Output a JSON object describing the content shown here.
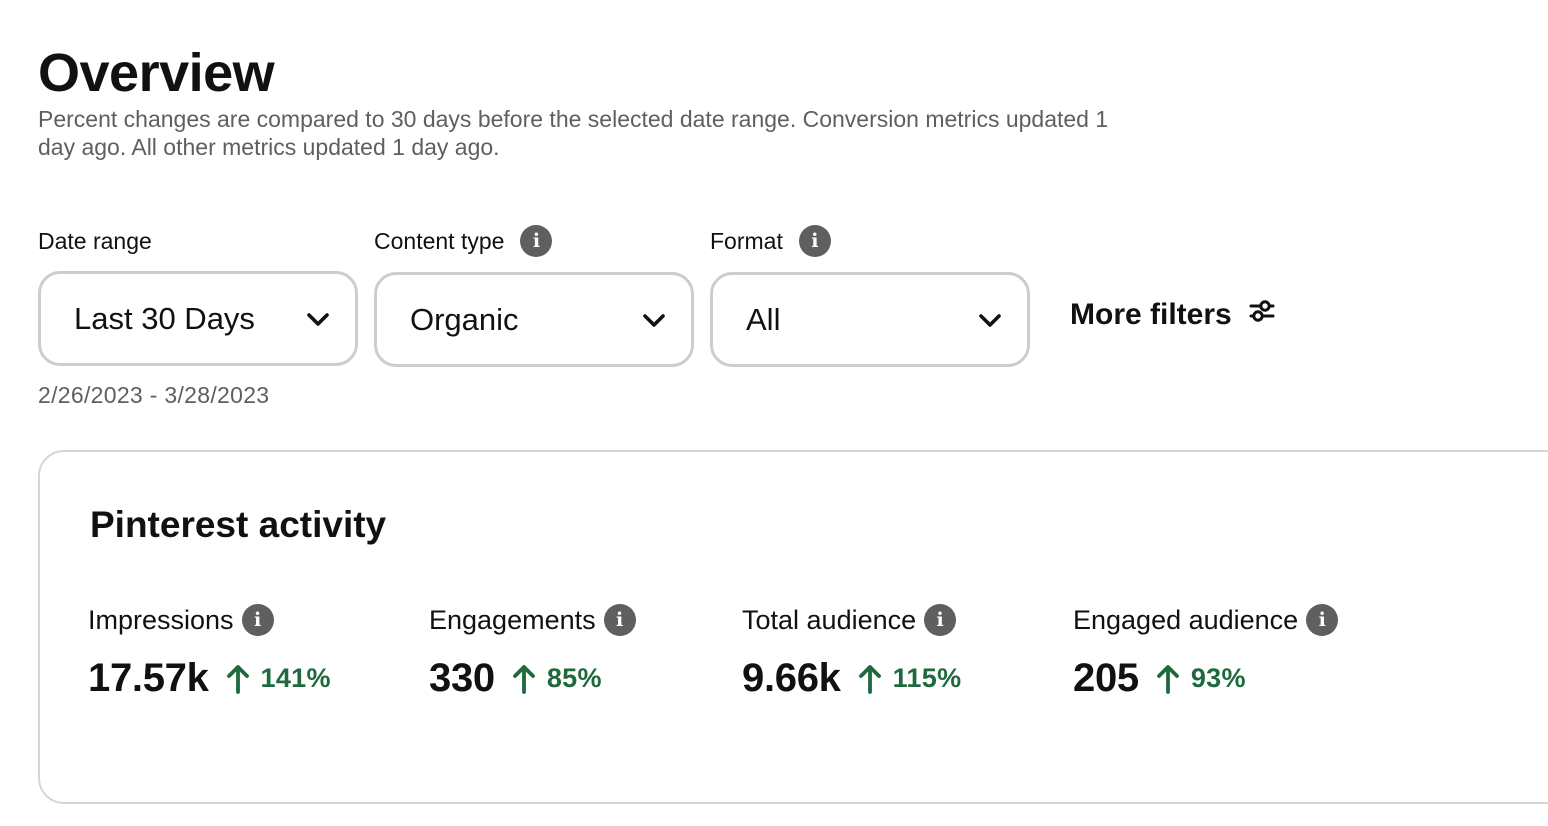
{
  "header": {
    "title": "Overview",
    "subtitle": "Percent changes are compared to 30 days before the selected date range. Conversion metrics updated 1 day ago. All other metrics updated 1 day ago."
  },
  "filters": {
    "date_range": {
      "label": "Date range",
      "value": "Last 30 Days",
      "caption": "2/26/2023 - 3/28/2023"
    },
    "content_type": {
      "label": "Content type",
      "value": "Organic",
      "icon": "info-icon"
    },
    "format": {
      "label": "Format",
      "value": "All",
      "icon": "info-icon"
    },
    "more_filters": {
      "label": "More filters",
      "icon": "sliders-icon"
    }
  },
  "activity": {
    "title": "Pinterest activity",
    "metrics": [
      {
        "label": "Impressions",
        "value": "17.57k",
        "change": "141%",
        "direction": "up"
      },
      {
        "label": "Engagements",
        "value": "330",
        "change": "85%",
        "direction": "up"
      },
      {
        "label": "Total audience",
        "value": "9.66k",
        "change": "115%",
        "direction": "up"
      },
      {
        "label": "Engaged audience",
        "value": "205",
        "change": "93%",
        "direction": "up"
      }
    ]
  },
  "colors": {
    "text": "#111111",
    "muted": "#5f5f5f",
    "border": "#cdcdcd",
    "positive": "#1f6a3c",
    "info_icon_bg": "#5f5f5f"
  }
}
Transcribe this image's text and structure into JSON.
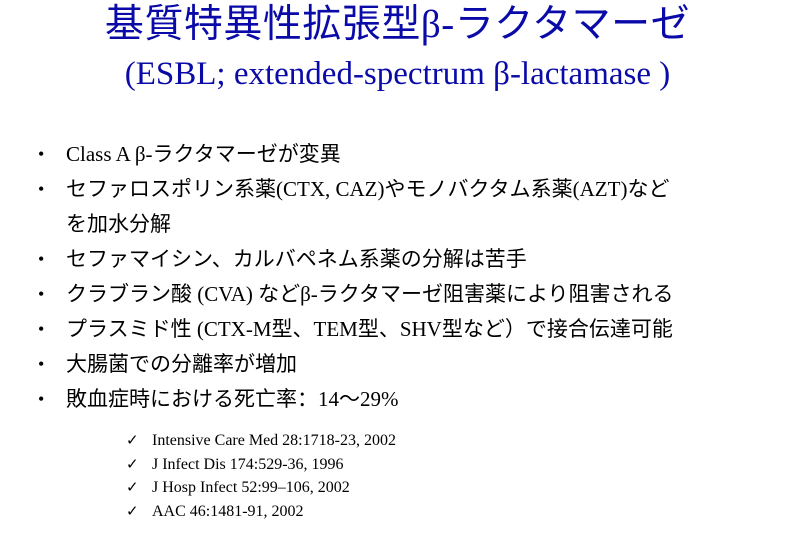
{
  "title": {
    "line1": "基質特異性拡張型β-ラクタマーゼ",
    "line2": "(ESBL; extended-spectrum β-lactamase )"
  },
  "bullets": [
    {
      "text": "Class A β-ラクタマーゼが変異",
      "cont": ""
    },
    {
      "text": "セファロスポリン系薬(CTX, CAZ)やモノバクタム系薬(AZT)など",
      "cont": "を加水分解"
    },
    {
      "text": "セファマイシン、カルバペネム系薬の分解は苦手",
      "cont": ""
    },
    {
      "text": "クラブラン酸 (CVA) などβ-ラクタマーゼ阻害薬により阻害される",
      "cont": ""
    },
    {
      "text": "プラスミド性 (CTX-M型、TEM型、SHV型など）で接合伝達可能",
      "cont": ""
    },
    {
      "text": "大腸菌での分離率が増加",
      "cont": ""
    },
    {
      "text": "敗血症時における死亡率：14〜29%",
      "cont": ""
    }
  ],
  "references": [
    "Intensive Care Med 28:1718-23, 2002",
    "J Infect Dis 174:529-36, 1996",
    "J Hosp Infect 52:99–106, 2002",
    "AAC 46:1481-91, 2002"
  ],
  "colors": {
    "title": "#0a0aa8",
    "body_text": "#000000",
    "background": "#ffffff"
  },
  "icons": {
    "bullet": "•",
    "reference_marker": "✓"
  }
}
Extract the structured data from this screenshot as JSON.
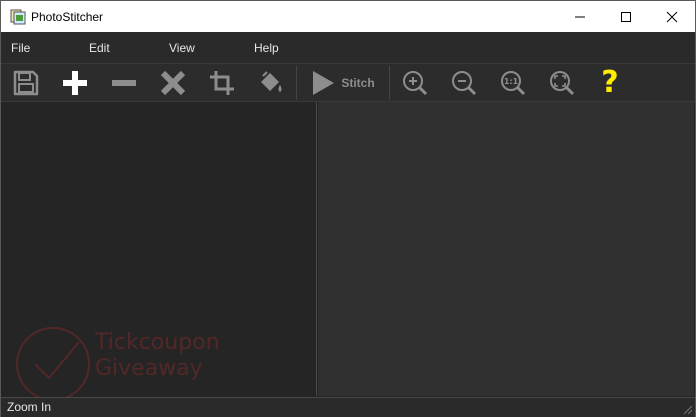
{
  "window": {
    "title": "PhotoStitcher",
    "icon": "photostitcher-app-icon"
  },
  "menu": {
    "items": [
      "File",
      "Edit",
      "View",
      "Help"
    ]
  },
  "toolbar": {
    "buttons": [
      {
        "name": "save",
        "icon": "floppy-disk-icon"
      },
      {
        "name": "add",
        "icon": "plus-icon"
      },
      {
        "name": "remove",
        "icon": "minus-icon"
      },
      {
        "name": "clear",
        "icon": "x-icon"
      },
      {
        "name": "crop",
        "icon": "crop-icon"
      },
      {
        "name": "fill",
        "icon": "paint-bucket-icon"
      },
      {
        "name": "stitch",
        "icon": "play-icon",
        "label": "Stitch"
      },
      {
        "name": "zoom-in",
        "icon": "zoom-in-icon"
      },
      {
        "name": "zoom-out",
        "icon": "zoom-out-icon"
      },
      {
        "name": "actual-size",
        "icon": "zoom-1to1-icon",
        "label": "1:1"
      },
      {
        "name": "fit",
        "icon": "zoom-fit-icon"
      },
      {
        "name": "help",
        "icon": "question-icon",
        "label": "?"
      }
    ]
  },
  "status": {
    "text": "Zoom In"
  },
  "watermark": {
    "line1": "Tickcoupon",
    "line2": "Giveaway"
  },
  "colors": {
    "accent_help": "#ffee00",
    "icon_white": "#ffffff",
    "icon_gray": "#8d8d8d",
    "watermark": "#7a2a2a"
  }
}
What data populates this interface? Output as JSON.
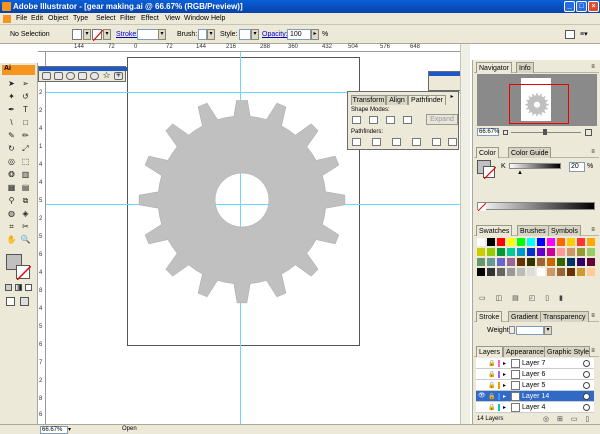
{
  "window": {
    "title": "Adobe Illustrator - [gear making.ai @ 66.67% (RGB/Preview)]"
  },
  "menubar": [
    "File",
    "Edit",
    "Object",
    "Type",
    "Select",
    "Filter",
    "Effect",
    "View",
    "Window",
    "Help"
  ],
  "control": {
    "selection": "No Selection",
    "stroke_label": "Stroke:",
    "brush_label": "Brush:",
    "style_label": "Style:",
    "opacity_label": "Opacity:",
    "opacity_value": "100",
    "percent": "%"
  },
  "ruler": {
    "h_ticks": [
      "144",
      "72",
      "0",
      "72",
      "144",
      "216",
      "288",
      "360",
      "432",
      "504",
      "576",
      "648"
    ],
    "v_ticks": [
      "5",
      "2",
      "2",
      "4",
      "1",
      "4",
      "4",
      "5",
      "2",
      "5",
      "6",
      "4",
      "8",
      "4",
      "5",
      "6",
      "7",
      "2",
      "8",
      "6"
    ]
  },
  "toolbox": {
    "header": "Ai"
  },
  "pathfinder": {
    "tabs": [
      "Transform",
      "Align",
      "Pathfinder"
    ],
    "shape_modes_label": "Shape Modes:",
    "pathfinders_label": "Pathfinders:",
    "expand_label": "Expand"
  },
  "navigator": {
    "tabs": [
      "Navigator",
      "Info"
    ],
    "zoom": "66.67%"
  },
  "color": {
    "tabs": [
      "Color",
      "Color Guide"
    ],
    "value": "20",
    "percent": "%",
    "gear_fill": "#c0c0c0"
  },
  "swatches": {
    "tabs": [
      "Swatches",
      "Brushes",
      "Symbols"
    ],
    "colors": [
      "#ffffff",
      "#000000",
      "#ff0000",
      "#ffff00",
      "#00ff00",
      "#00ffff",
      "#0000ff",
      "#ff00ff",
      "#ff6600",
      "#ffcc00",
      "#ff3333",
      "#ffaa00",
      "#cccc00",
      "#99cc00",
      "#009933",
      "#00cc99",
      "#0099cc",
      "#0033cc",
      "#6600cc",
      "#cc0099",
      "#ff9999",
      "#cc9966",
      "#999933",
      "#99cc66",
      "#669966",
      "#669999",
      "#6666cc",
      "#996699",
      "#663300",
      "#333300",
      "#996633",
      "#cc6600",
      "#336600",
      "#003366",
      "#330066",
      "#660033",
      "#000000",
      "#333333",
      "#666666",
      "#999999",
      "#bbbbbb",
      "#dddddd",
      "#ffffff",
      "#cc9966",
      "#996633",
      "#663300",
      "#cc9933",
      "#ffcc99"
    ]
  },
  "stroke_panel": {
    "tabs": [
      "Stroke",
      "Gradient",
      "Transparency"
    ],
    "weight_label": "Weight:"
  },
  "layers_panel": {
    "tabs": [
      "Layers",
      "Appearance",
      "Graphic Styles"
    ],
    "rows": [
      {
        "name": "Layer 7",
        "color": "#ff66cc",
        "selected": false
      },
      {
        "name": "Layer 6",
        "color": "#a060ff",
        "selected": false
      },
      {
        "name": "Layer 5",
        "color": "#ff9900",
        "selected": false
      },
      {
        "name": "Layer 14",
        "color": "#3399ff",
        "selected": true
      },
      {
        "name": "Layer 4",
        "color": "#00cccc",
        "selected": false
      }
    ],
    "count": "14 Layers"
  },
  "status": {
    "zoom": "66.67%",
    "state": "Open"
  }
}
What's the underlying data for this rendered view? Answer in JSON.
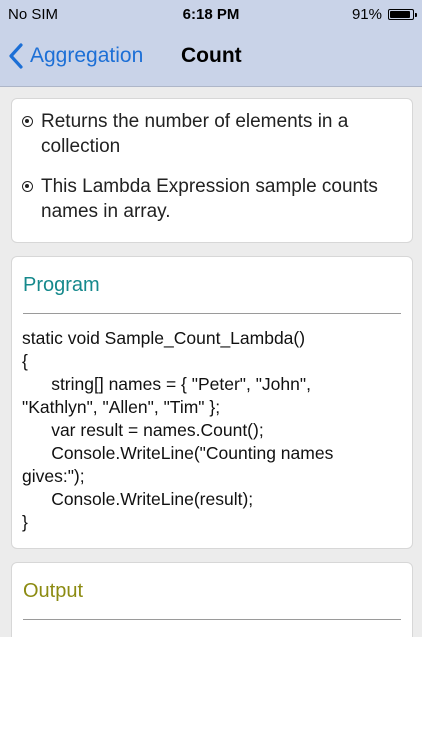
{
  "status_bar": {
    "carrier": "No SIM",
    "time": "6:18 PM",
    "battery_text": "91%",
    "battery_level": 0.91
  },
  "nav": {
    "back_label": "Aggregation",
    "title": "Count"
  },
  "intro": {
    "bullets": [
      "Returns the number of elements in a collection",
      "This Lambda Expression sample counts names in array."
    ]
  },
  "program": {
    "title": "Program",
    "code_lines": [
      "static void Sample_Count_Lambda()",
      "{",
      "      string[] names = { \"Peter\", \"John\",",
      "\"Kathlyn\", \"Allen\", \"Tim\" };",
      "      var result = names.Count();",
      "      Console.WriteLine(\"Counting names",
      "gives:\");",
      "      Console.WriteLine(result);",
      "}"
    ]
  },
  "output": {
    "title": "Output"
  },
  "colors": {
    "nav_bg": "#c9d3e8",
    "accent_blue": "#1c6fd6",
    "program_title": "#16898c",
    "output_title": "#8c8b12",
    "content_bg": "#ececec"
  }
}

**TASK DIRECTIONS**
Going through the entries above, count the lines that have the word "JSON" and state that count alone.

**EXERCISE RESPONSE**
5